## Data supplied:
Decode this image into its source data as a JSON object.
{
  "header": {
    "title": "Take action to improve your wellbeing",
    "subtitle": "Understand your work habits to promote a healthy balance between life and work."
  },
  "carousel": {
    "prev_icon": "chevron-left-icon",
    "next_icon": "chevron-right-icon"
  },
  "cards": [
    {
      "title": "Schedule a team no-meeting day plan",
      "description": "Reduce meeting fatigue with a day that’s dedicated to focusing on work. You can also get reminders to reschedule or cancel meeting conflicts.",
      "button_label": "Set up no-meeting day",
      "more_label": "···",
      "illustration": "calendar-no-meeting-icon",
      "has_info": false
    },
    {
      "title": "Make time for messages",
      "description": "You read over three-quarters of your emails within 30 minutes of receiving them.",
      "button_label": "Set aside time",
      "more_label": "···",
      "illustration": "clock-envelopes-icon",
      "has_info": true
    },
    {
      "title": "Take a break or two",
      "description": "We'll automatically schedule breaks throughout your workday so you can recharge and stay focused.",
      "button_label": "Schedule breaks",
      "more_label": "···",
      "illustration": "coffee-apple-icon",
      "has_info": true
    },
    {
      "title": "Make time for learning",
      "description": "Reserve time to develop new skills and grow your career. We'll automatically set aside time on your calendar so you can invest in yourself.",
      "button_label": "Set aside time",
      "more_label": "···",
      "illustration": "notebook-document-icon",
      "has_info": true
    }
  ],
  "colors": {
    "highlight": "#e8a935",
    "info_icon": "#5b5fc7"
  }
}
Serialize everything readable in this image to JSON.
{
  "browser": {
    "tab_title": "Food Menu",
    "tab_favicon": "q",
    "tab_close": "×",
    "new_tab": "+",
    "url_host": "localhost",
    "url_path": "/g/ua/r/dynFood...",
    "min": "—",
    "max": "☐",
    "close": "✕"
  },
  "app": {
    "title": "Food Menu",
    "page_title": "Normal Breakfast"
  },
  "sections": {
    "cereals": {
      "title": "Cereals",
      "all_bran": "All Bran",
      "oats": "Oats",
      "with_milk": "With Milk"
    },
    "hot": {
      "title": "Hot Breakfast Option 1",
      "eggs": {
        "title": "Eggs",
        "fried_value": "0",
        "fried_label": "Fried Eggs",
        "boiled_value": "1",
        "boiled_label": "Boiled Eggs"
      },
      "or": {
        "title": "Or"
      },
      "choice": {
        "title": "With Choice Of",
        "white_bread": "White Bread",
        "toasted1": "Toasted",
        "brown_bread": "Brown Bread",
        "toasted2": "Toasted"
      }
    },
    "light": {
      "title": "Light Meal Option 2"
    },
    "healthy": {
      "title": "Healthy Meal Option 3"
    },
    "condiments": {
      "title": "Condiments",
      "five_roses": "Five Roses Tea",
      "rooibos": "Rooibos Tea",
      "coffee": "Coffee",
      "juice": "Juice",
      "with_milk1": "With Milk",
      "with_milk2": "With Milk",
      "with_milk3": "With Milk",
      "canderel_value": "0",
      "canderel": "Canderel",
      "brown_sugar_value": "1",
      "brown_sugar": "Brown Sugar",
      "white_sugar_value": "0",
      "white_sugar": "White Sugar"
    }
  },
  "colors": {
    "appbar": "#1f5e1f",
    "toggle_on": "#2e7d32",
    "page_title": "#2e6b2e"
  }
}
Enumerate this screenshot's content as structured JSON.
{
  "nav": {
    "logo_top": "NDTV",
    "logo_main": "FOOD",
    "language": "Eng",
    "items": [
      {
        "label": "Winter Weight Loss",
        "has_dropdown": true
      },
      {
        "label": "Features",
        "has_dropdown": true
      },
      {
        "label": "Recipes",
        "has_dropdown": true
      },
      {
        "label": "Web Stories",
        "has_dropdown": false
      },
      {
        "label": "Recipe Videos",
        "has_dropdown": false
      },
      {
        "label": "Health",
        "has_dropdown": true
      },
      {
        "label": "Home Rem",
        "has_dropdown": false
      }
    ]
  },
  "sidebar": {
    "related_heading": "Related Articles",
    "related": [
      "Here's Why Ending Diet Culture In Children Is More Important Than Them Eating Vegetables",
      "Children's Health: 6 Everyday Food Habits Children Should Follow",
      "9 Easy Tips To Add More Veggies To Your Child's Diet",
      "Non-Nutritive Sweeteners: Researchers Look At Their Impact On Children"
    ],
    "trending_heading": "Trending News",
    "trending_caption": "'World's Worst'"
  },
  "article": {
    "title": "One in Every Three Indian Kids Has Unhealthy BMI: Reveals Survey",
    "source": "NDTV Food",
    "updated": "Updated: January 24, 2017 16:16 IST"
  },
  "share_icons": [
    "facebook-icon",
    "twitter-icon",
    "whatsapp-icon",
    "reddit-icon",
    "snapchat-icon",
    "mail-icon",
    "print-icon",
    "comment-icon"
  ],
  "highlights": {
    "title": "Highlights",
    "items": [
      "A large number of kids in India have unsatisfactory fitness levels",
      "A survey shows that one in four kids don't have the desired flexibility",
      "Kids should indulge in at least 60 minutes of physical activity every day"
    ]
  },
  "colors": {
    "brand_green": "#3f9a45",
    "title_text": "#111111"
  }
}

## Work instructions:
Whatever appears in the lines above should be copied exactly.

## Written reply:
Decode this image into its source data as a JSON object.
{
  "header": {
    "title": "Take action to improve your wellbeing",
    "subtitle": "Understand your work habits to promote a healthy balance between life and work."
  },
  "carousel": {
    "prev_icon": "chevron-left-icon",
    "next_icon": "chevron-right-icon"
  },
  "cards": [
    {
      "title": "Schedule a team no-meeting day plan",
      "description": "Reduce meeting fatigue with a day that’s dedicated to focusing on work. You can also get reminders to reschedule or cancel meeting conflicts.",
      "button_label": "Set up no-meeting day",
      "more_label": "···",
      "illustration": "calendar-no-meeting-icon",
      "has_info": false
    },
    {
      "title": "Make time for messages",
      "description": "You read over three-quarters of your emails within 30 minutes of receiving them.",
      "button_label": "Set aside time",
      "more_label": "···",
      "illustration": "clock-envelopes-icon",
      "has_info": true
    },
    {
      "title": "Take a break or two",
      "description": "We'll automatically schedule breaks throughout your workday so you can recharge and stay focused.",
      "button_label": "Schedule breaks",
      "more_label": "···",
      "illustration": "coffee-apple-icon",
      "has_info": true
    },
    {
      "title": "Make time for learning",
      "description": "Reserve time to develop new skills and grow your career. We'll automatically set aside time on your calendar so you can invest in yourself.",
      "button_label": "Set aside time",
      "more_label": "···",
      "illustration": "notebook-document-icon",
      "has_info": true
    }
  ],
  "colors": {
    "highlight": "#e8a935",
    "info_icon": "#5b5fc7"
  }
}
Serialize everything readable in this image to JSON.
{
  "browser": {
    "tab_title": "Food Menu",
    "tab_favicon": "q",
    "tab_close": "×",
    "new_tab": "+",
    "url_host": "localhost",
    "url_path": "/g/ua/r/dynFood...",
    "min": "—",
    "max": "☐",
    "close": "✕"
  },
  "app": {
    "title": "Food Menu",
    "page_title": "Normal Breakfast"
  },
  "sections": {
    "cereals": {
      "title": "Cereals",
      "all_bran": "All Bran",
      "oats": "Oats",
      "with_milk": "With Milk"
    },
    "hot": {
      "title": "Hot Breakfast Option 1",
      "eggs": {
        "title": "Eggs",
        "fried_value": "0",
        "fried_label": "Fried Eggs",
        "boiled_value": "1",
        "boiled_label": "Boiled Eggs"
      },
      "or": {
        "title": "Or"
      },
      "choice": {
        "title": "With Choice Of",
        "white_bread": "White Bread",
        "toasted1": "Toasted",
        "brown_bread": "Brown Bread",
        "toasted2": "Toasted"
      }
    },
    "light": {
      "title": "Light Meal Option 2"
    },
    "healthy": {
      "title": "Healthy Meal Option 3"
    },
    "condiments": {
      "title": "Condiments",
      "five_roses": "Five Roses Tea",
      "rooibos": "Rooibos Tea",
      "coffee": "Coffee",
      "juice": "Juice",
      "with_milk1": "With Milk",
      "with_milk2": "With Milk",
      "with_milk3": "With Milk",
      "canderel_value": "0",
      "canderel": "Canderel",
      "brown_sugar_value": "1",
      "brown_sugar": "Brown Sugar",
      "white_sugar_value": "0",
      "white_sugar": "White Sugar"
    }
  },
  "colors": {
    "appbar": "#1f5e1f",
    "toggle_on": "#2e7d32",
    "page_title": "#2e6b2e"
  }
}
Enumerate this screenshot's content as structured JSON.
{
  "nav": {
    "logo_top": "NDTV",
    "logo_main": "FOOD",
    "language": "Eng",
    "items": [
      {
        "label": "Winter Weight Loss",
        "has_dropdown": true
      },
      {
        "label": "Features",
        "has_dropdown": true
      },
      {
        "label": "Recipes",
        "has_dropdown": true
      },
      {
        "label": "Web Stories",
        "has_dropdown": false
      },
      {
        "label": "Recipe Videos",
        "has_dropdown": false
      },
      {
        "label": "Health",
        "has_dropdown": true
      },
      {
        "label": "Home Rem",
        "has_dropdown": false
      }
    ]
  },
  "sidebar": {
    "related_heading": "Related Articles",
    "related": [
      "Here's Why Ending Diet Culture In Children Is More Important Than Them Eating Vegetables",
      "Children's Health: 6 Everyday Food Habits Children Should Follow",
      "9 Easy Tips To Add More Veggies To Your Child's Diet",
      "Non-Nutritive Sweeteners: Researchers Look At Their Impact On Children"
    ],
    "trending_heading": "Trending News",
    "trending_caption": "'World's Worst'"
  },
  "article": {
    "title": "One in Every Three Indian Kids Has Unhealthy BMI: Reveals Survey",
    "source": "NDTV Food",
    "updated": "Updated: January 24, 2017 16:16 IST"
  },
  "share_icons": [
    "facebook-icon",
    "twitter-icon",
    "whatsapp-icon",
    "reddit-icon",
    "snapchat-icon",
    "mail-icon",
    "print-icon",
    "comment-icon"
  ],
  "highlights": {
    "title": "Highlights",
    "items": [
      "A large number of kids in India have unsatisfactory fitness levels",
      "A survey shows that one in four kids don't have the desired flexibility",
      "Kids should indulge in at least 60 minutes of physical activity every day"
    ]
  },
  "colors": {
    "brand_green": "#3f9a45",
    "title_text": "#111111"
  }
}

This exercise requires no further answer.